Efforts by a number of Indian laboratories to map the progress of the virus were also severely hampered last year by an inadvertent import ban on the chemical reagents needed by sequencing machines.
While it was eventually overturned in January, the 10 original institutions that formed INSACOG in December last year took a number of months to gear up – just as delta began its spread across the country.
“There’s definitely more preparedness compared to last time,” said Mr Abraham. “We’ve got that structure in place — if anything we’ve expanded, we are also networking with some of the major medical schools, that network is much stronger and wider.”
INSACOG’s target to analyse 5 per cent of all positive Covid-19 samples was largely abandoned during India’s second wave as infection rates peaked at more than 400,000 a day in May, leading to widespread oxygen, hospital bed and drug shortages.
Since then, infections in the country have plateaued to below 10,000 a day, attributed in part to increased vaccine uptake along with high levels of exposure to the disease.

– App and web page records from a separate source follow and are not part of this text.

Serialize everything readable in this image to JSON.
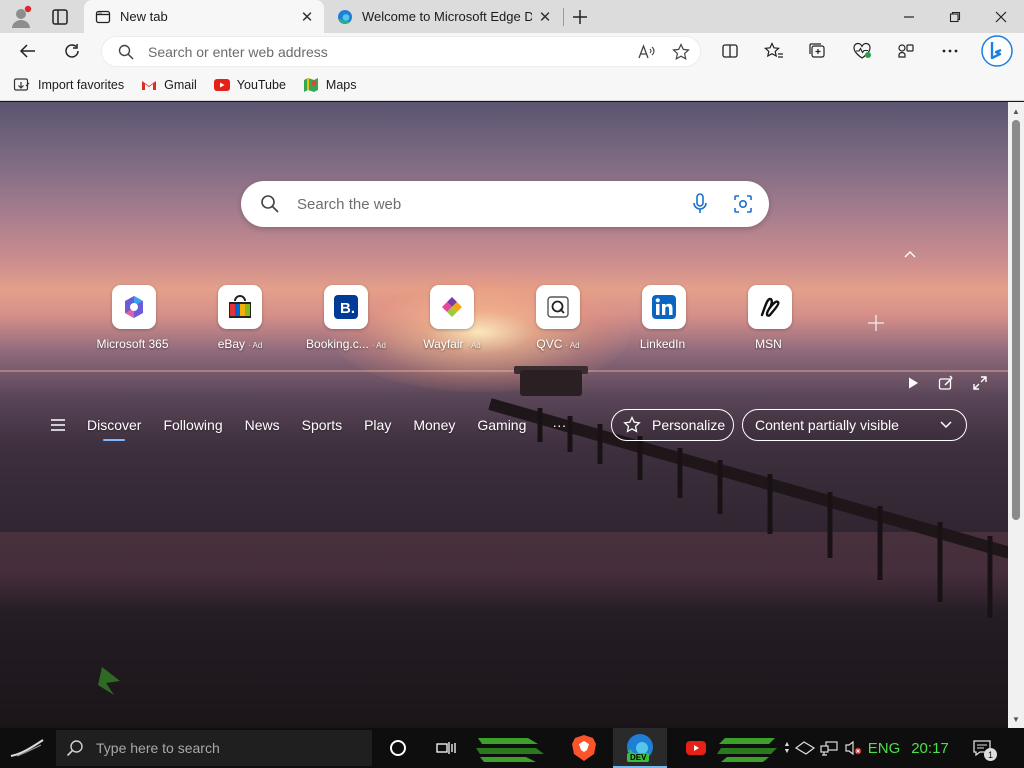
{
  "browser": {
    "tabs": [
      {
        "title": "New tab",
        "active": true
      },
      {
        "title": "Welcome to Microsoft Edge Dev",
        "active": false
      }
    ],
    "address_placeholder": "Search or enter web address",
    "favorites": [
      {
        "label": "Import favorites",
        "icon": "import-icon"
      },
      {
        "label": "Gmail",
        "icon": "gmail-icon"
      },
      {
        "label": "YouTube",
        "icon": "youtube-icon"
      },
      {
        "label": "Maps",
        "icon": "maps-icon"
      }
    ]
  },
  "newtab": {
    "search_placeholder": "Search the web",
    "tiles": [
      {
        "label": "Microsoft 365",
        "ad": "",
        "icon": "microsoft365-icon"
      },
      {
        "label": "eBay",
        "ad": "· Ad",
        "icon": "ebay-icon"
      },
      {
        "label": "Booking.c...",
        "ad": "· Ad",
        "icon": "booking-icon"
      },
      {
        "label": "Wayfair",
        "ad": "· Ad",
        "icon": "wayfair-icon"
      },
      {
        "label": "QVC",
        "ad": "· Ad",
        "icon": "qvc-icon"
      },
      {
        "label": "LinkedIn",
        "ad": "",
        "icon": "linkedin-icon"
      },
      {
        "label": "MSN",
        "ad": "",
        "icon": "msn-icon"
      }
    ],
    "feed_tabs": [
      "Discover",
      "Following",
      "News",
      "Sports",
      "Play",
      "Money",
      "Gaming"
    ],
    "more_label": "···",
    "personalize_label": "Personalize",
    "content_label": "Content partially visible"
  },
  "taskbar": {
    "search_placeholder": "Type here to search",
    "language": "ENG",
    "time": "20:17",
    "notification_count": "1",
    "edge_badge": "DEV"
  }
}
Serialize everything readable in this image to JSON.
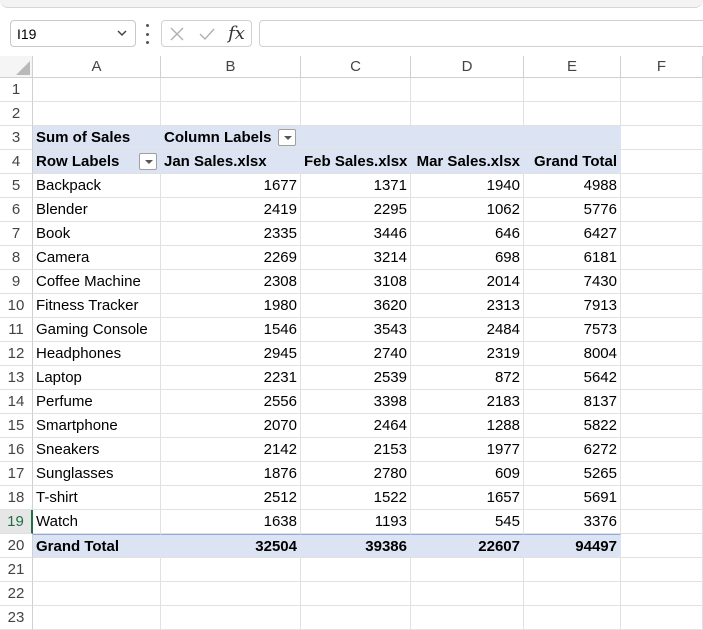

Mr Abraham said there was scope to do more sequencing in light of the new variant, but pointed to wider improvements in India’s health care system, with oxygen plants created and a vaccination campaign that gained momentum in recent months after a stuttered start thanks to an early shortage of shots.
“The experience of the second wave in India was a profound shock and that has helped to shape public opinion and government policy towards ensuring that India should never go through this again,” said Gautam Menon, a professor of physics and biology at Ashoka University who has worked on modelling outbreaks.
“Caseloads are low in India at the moment and that will help to divert sequencing and surveillance to this effort, at least initially,” he said. “I am more concerned right now about lags in reporting, which is certainly not happening in real-time.”